Base Erosion Test
There is an additional test, known as the "base erosion" test, which residents of Ireland who fall into categories (2) and (3) above must also satisfy. The purpose of the base erosion test is to ensure that a company which satisfies one of the ownership tests is not used as a mere conduit through which payments, potentially liable to withholding tax at full rates, are passed so that they end up in the hands of persons who are not entitled to treaty benefits. Briefly, the test is that certain tax deductible payments must not exceed 50% of the gross income of the company claiming to be a qualified person for the purposes of treaty benefits. Effectively, all tax deductible payments are split into three categories: (i) certain excluded payments (such as professional fees, salaries, rent etc), (ii) payments not included in (i) that are made to "good" persons; and (iii) payments not included in (i) that are made to "bad" persons. Good and bad payments are determined, inter alia, on the basis of where the recipient resides.
While the base erosion test is not without its complexities, Section 110 companies with the appropriate ownership have and are satisfying the test (including life settlement vehicles). It should be noted that the LoB article test has to be satisfied each fiscal year to obtain treaty benefits for the relevant fiscal year under consideration.
As for regulated funds, the base erosion test should not be applicable because under Irish tax rules any payments made by such a fund are not tax deductible. While gross income is calculated under US tax rules, tax deductible payments are calculated under Irish tax rules. Regulated funds as tax-exempt vehicles should therefore not have to satisfy the base erosion test.
Using an Irish Section 110 company together with an Irish Regulated Fund to satisfy the LoB provisions of the Ireland/US Treaty
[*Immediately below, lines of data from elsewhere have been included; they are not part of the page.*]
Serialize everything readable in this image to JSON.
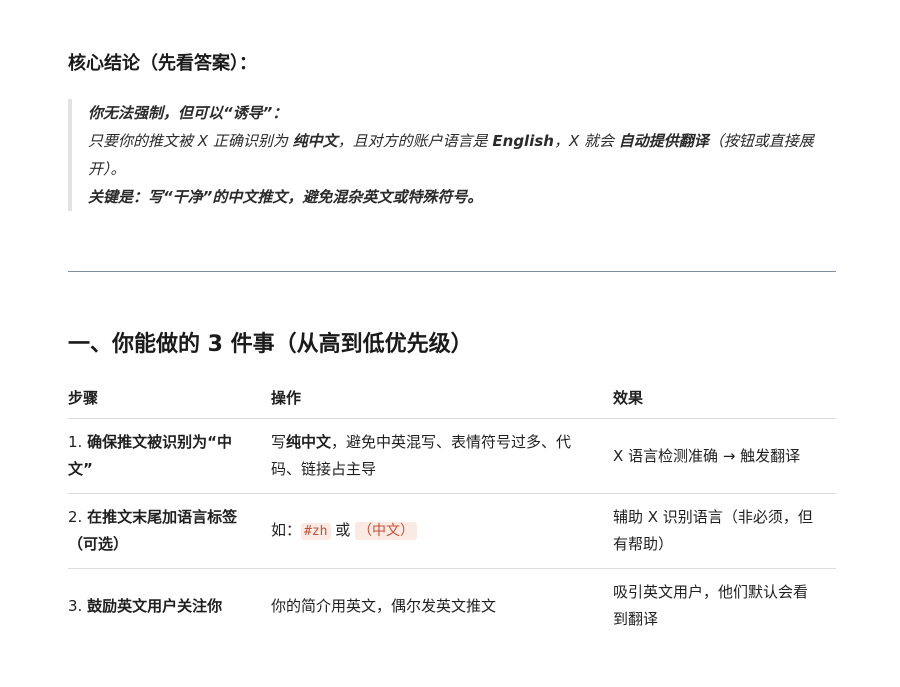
{
  "conclusion_heading": "核心结论（先看答案）：",
  "quote": {
    "line1_bold": "你无法强制，但可以“诱导”：",
    "line2_part1": "只要你的推文被 X 正确识别为 ",
    "line2_bold1": "纯中文",
    "line2_part2": "，且对方的账户语言是 ",
    "line2_bold2": "English",
    "line2_part3": "，X 就会 ",
    "line2_bold3": "自动提供翻译",
    "line2_part4": "（按钮或直接展开）。",
    "line3_bold": "关键是：写“干净”的中文推文，避免混杂英文或特殊符号。"
  },
  "section_heading": "一、你能做的 3 件事（从高到低优先级）",
  "table": {
    "headers": [
      "步骤",
      "操作",
      "效果"
    ],
    "row1": {
      "num": "1. ",
      "step": "确保推文被识别为“中文”",
      "action_pre": "写",
      "action_bold": "纯中文",
      "action_post": "，避免中英混写、表情符号过多、代码、链接占主导",
      "effect": "X 语言检测准确 → 触发翻译"
    },
    "row2": {
      "num": "2. ",
      "step": "在推文末尾加语言标签（可选）",
      "action_pre": "如：",
      "code1": "#zh",
      "action_mid": " 或 ",
      "code2": "（中文）",
      "effect": "辅助 X 识别语言（非必须，但有帮助）"
    },
    "row3": {
      "num": "3. ",
      "step": "鼓励英文用户关注你",
      "action": "你的简介用英文，偶尔发英文推文",
      "effect": "吸引英文用户，他们默认会看到翻译"
    }
  }
}
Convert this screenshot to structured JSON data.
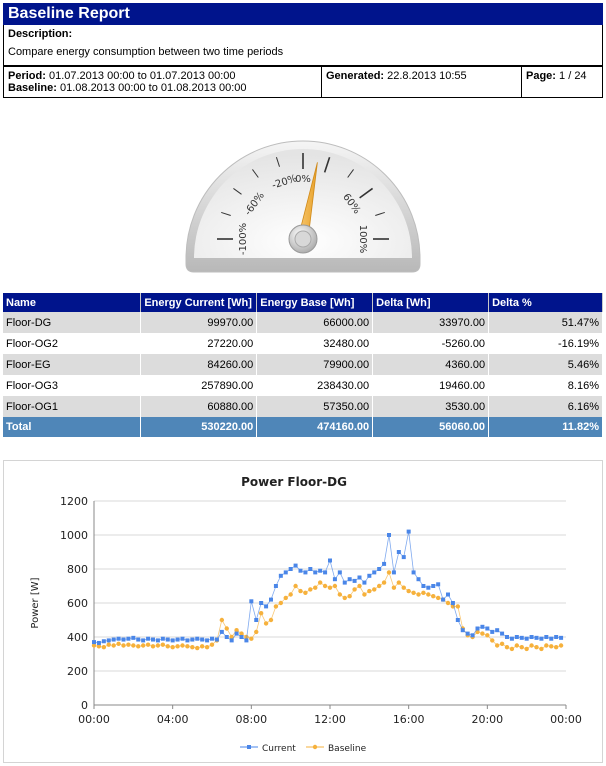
{
  "header": {
    "title": "Baseline Report"
  },
  "description": {
    "label": "Description:",
    "text": "Compare energy consumption between two time periods"
  },
  "meta": {
    "period_label": "Period:",
    "period_value": "01.07.2013 00:00 to 01.07.2013 00:00",
    "baseline_label": "Baseline:",
    "baseline_value": "01.08.2013 00:00 to 01.08.2013 00:00",
    "generated_label": "Generated:",
    "generated_value": "22.8.2013 10:55",
    "page_label": "Page:",
    "page_value": "1 / 24"
  },
  "gauge": {
    "ticks": [
      "-100%",
      "-60%",
      "-20%",
      "0%",
      "60%",
      "100%"
    ],
    "value_percent": 11.82,
    "colors": {
      "needle": "#f3b34a",
      "face": "#f2f2f2",
      "rim": "#c8c8c8"
    }
  },
  "table": {
    "headers": [
      "Name",
      "Energy Current [Wh]",
      "Energy Base [Wh]",
      "Delta [Wh]",
      "Delta %"
    ],
    "rows": [
      [
        "Floor-DG",
        "99970.00",
        "66000.00",
        "33970.00",
        "51.47%"
      ],
      [
        "Floor-OG2",
        "27220.00",
        "32480.00",
        "-5260.00",
        "-16.19%"
      ],
      [
        "Floor-EG",
        "84260.00",
        "79900.00",
        "4360.00",
        "5.46%"
      ],
      [
        "Floor-OG3",
        "257890.00",
        "238430.00",
        "19460.00",
        "8.16%"
      ],
      [
        "Floor-OG1",
        "60880.00",
        "57350.00",
        "3530.00",
        "6.16%"
      ]
    ],
    "total": [
      "Total",
      "530220.00",
      "474160.00",
      "56060.00",
      "11.82%"
    ],
    "colors": {
      "header_bg": "#00148c",
      "total_bg": "#4f86b8",
      "odd_row": "#dcdcdc"
    }
  },
  "chart_data": {
    "type": "line",
    "title": "Power Floor-DG",
    "xlabel": "",
    "ylabel": "Power [W]",
    "ylim": [
      0,
      1200
    ],
    "yticks": [
      "0",
      "200",
      "400",
      "600",
      "800",
      "1000",
      "1200"
    ],
    "xlim_hours": [
      0,
      24
    ],
    "xticks": [
      "00:00",
      "04:00",
      "08:00",
      "12:00",
      "16:00",
      "20:00",
      "00:00"
    ],
    "x_unit": "hours",
    "x_hours": [
      0,
      0.25,
      0.5,
      0.75,
      1,
      1.25,
      1.5,
      1.75,
      2,
      2.25,
      2.5,
      2.75,
      3,
      3.25,
      3.5,
      3.75,
      4,
      4.25,
      4.5,
      4.75,
      5,
      5.25,
      5.5,
      5.75,
      6,
      6.25,
      6.5,
      6.75,
      7,
      7.25,
      7.5,
      7.75,
      8,
      8.25,
      8.5,
      8.75,
      9,
      9.25,
      9.5,
      9.75,
      10,
      10.25,
      10.5,
      10.75,
      11,
      11.25,
      11.5,
      11.75,
      12,
      12.25,
      12.5,
      12.75,
      13,
      13.25,
      13.5,
      13.75,
      14,
      14.25,
      14.5,
      14.75,
      15,
      15.25,
      15.5,
      15.75,
      16,
      16.25,
      16.5,
      16.75,
      17,
      17.25,
      17.5,
      17.75,
      18,
      18.25,
      18.5,
      18.75,
      19,
      19.25,
      19.5,
      19.75,
      20,
      20.25,
      20.5,
      20.75,
      21,
      21.25,
      21.5,
      21.75,
      22,
      22.25,
      22.5,
      22.75,
      23,
      23.25,
      23.5,
      23.75
    ],
    "series": [
      {
        "name": "Current",
        "color": "#4a86e8",
        "marker": "square",
        "values": [
          370,
          365,
          375,
          380,
          385,
          390,
          385,
          390,
          395,
          385,
          380,
          390,
          385,
          380,
          390,
          385,
          380,
          385,
          390,
          380,
          385,
          390,
          385,
          380,
          390,
          385,
          430,
          400,
          380,
          420,
          400,
          380,
          610,
          500,
          600,
          580,
          620,
          700,
          760,
          780,
          800,
          820,
          790,
          780,
          800,
          780,
          790,
          780,
          850,
          740,
          780,
          720,
          740,
          730,
          750,
          720,
          760,
          780,
          800,
          830,
          1000,
          780,
          900,
          870,
          1020,
          780,
          740,
          700,
          690,
          700,
          710,
          620,
          650,
          600,
          500,
          440,
          420,
          410,
          450,
          460,
          450,
          430,
          440,
          420,
          400,
          390,
          400,
          395,
          390,
          400,
          395,
          390,
          400,
          390,
          400,
          395
        ]
      },
      {
        "name": "Baseline",
        "color": "#f6b13c",
        "marker": "circle",
        "values": [
          350,
          345,
          340,
          355,
          350,
          360,
          350,
          355,
          350,
          345,
          350,
          355,
          345,
          350,
          355,
          345,
          340,
          345,
          350,
          345,
          340,
          335,
          345,
          340,
          355,
          380,
          500,
          450,
          400,
          440,
          420,
          400,
          390,
          430,
          540,
          480,
          500,
          580,
          600,
          630,
          650,
          700,
          670,
          660,
          680,
          690,
          720,
          700,
          690,
          700,
          650,
          630,
          640,
          680,
          700,
          650,
          670,
          680,
          700,
          720,
          780,
          690,
          720,
          690,
          670,
          660,
          650,
          660,
          650,
          640,
          630,
          620,
          600,
          580,
          580,
          450,
          410,
          400,
          430,
          420,
          410,
          380,
          350,
          360,
          340,
          330,
          350,
          340,
          330,
          350,
          340,
          330,
          350,
          345,
          340,
          350
        ]
      }
    ],
    "legend": {
      "position": "bottom",
      "entries": [
        "Current",
        "Baseline"
      ]
    },
    "grid": true
  }
}
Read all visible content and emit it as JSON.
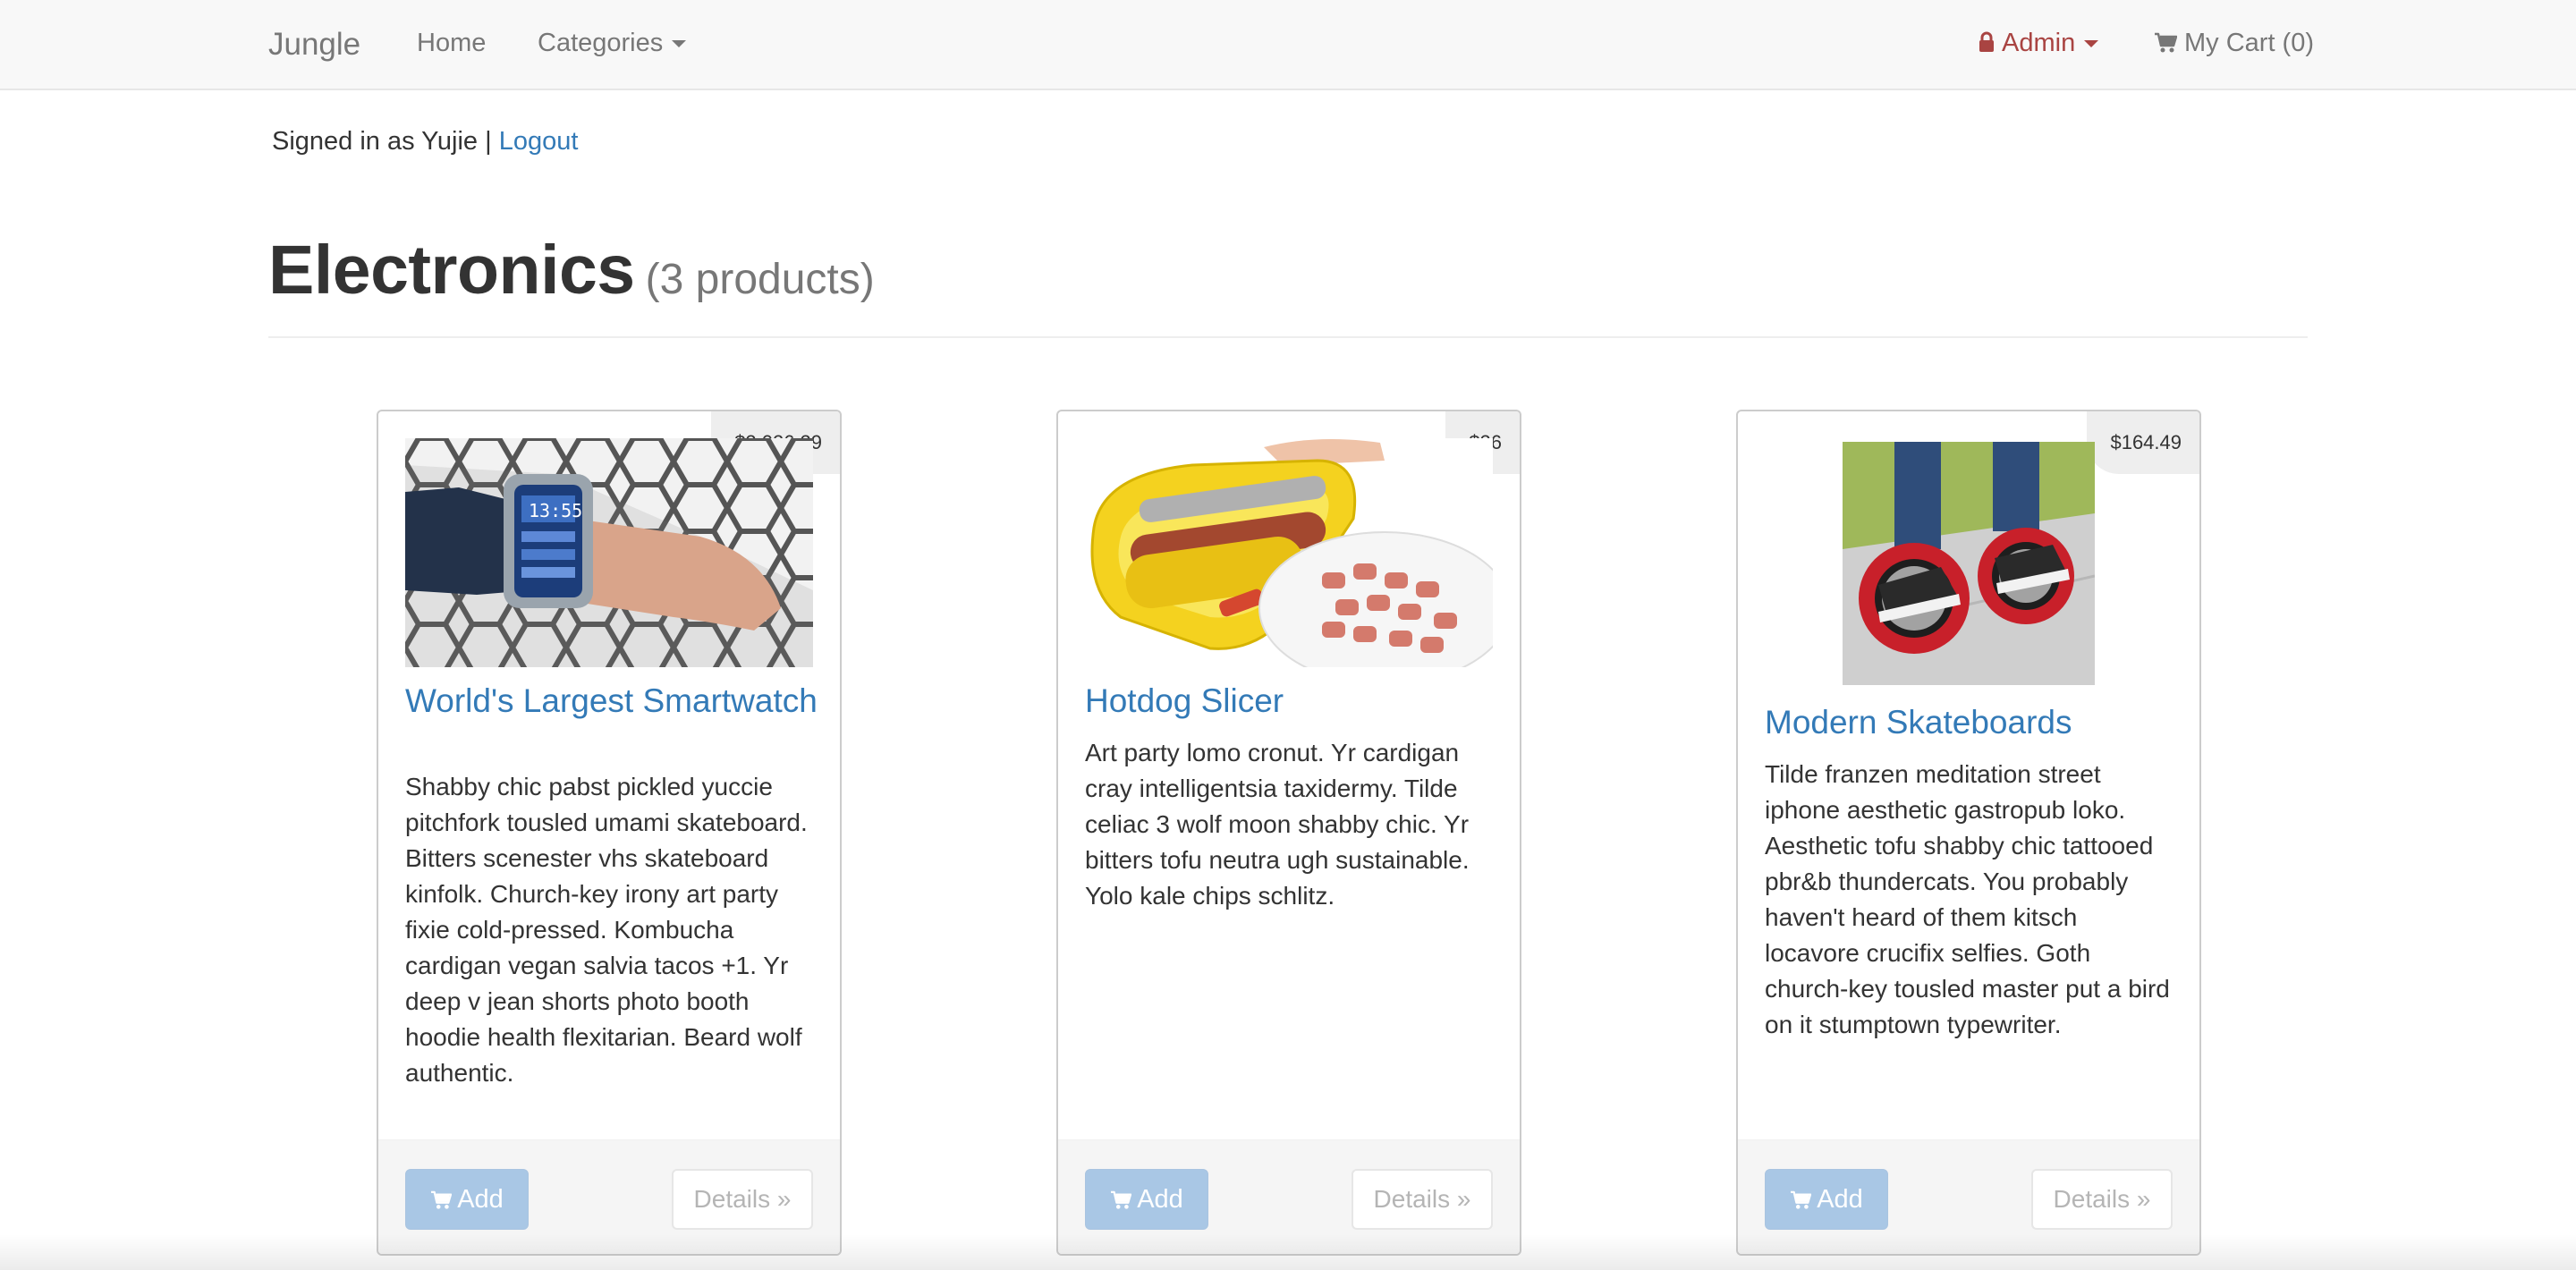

It is common to use a Section 110 company and a regulated fund in tandem to satisfy the LoB article of the Ireland/US Treaty. By using both vehicles together (investors invest in the Section 110 company which in turn invests in the regulated fund and the regulated fund in turn invests in the life settlements) the base erosion test can be disregarded and more than 50% of the monies can effectively be sourced from non-US/Irish investors while still satisfying the LoB provision of the Ireland/US Treaty.
The question of accessing any treaty with the US is often complex because of the LoB article in all treaties with the US; however, the LoB article in the Ireland/US Treaty is not as limiting as many other LoB articles. Consequently, Irish regulated funds and Section 110 vehicles with the right fact pattern can, and regularly do, satisfy the test. Such investment vehicles are obtaining treaty benefits under the Ireland/US Treaty to avoid US withholding taxes.
Accessing the Ireland/US Treaty is no different where the Irish regulated fund or Section 110 vehicle is investing in life settlements and, because of Revenue Ruling 2009-14, the ability of such Irish vehicles to access the Ireland/US Treaty to avoid US withholding taxes on life settlements payouts, combined with a very attractive tax regime in Ireland, puts Ireland at the top of any list for promoters of life settlement funds looking for a jurisdiction to locate their offshore investment vehicle.
The content of this article is intended to provide a general guide to the subject matter. Specialist advice should be sought about your specific circumstances.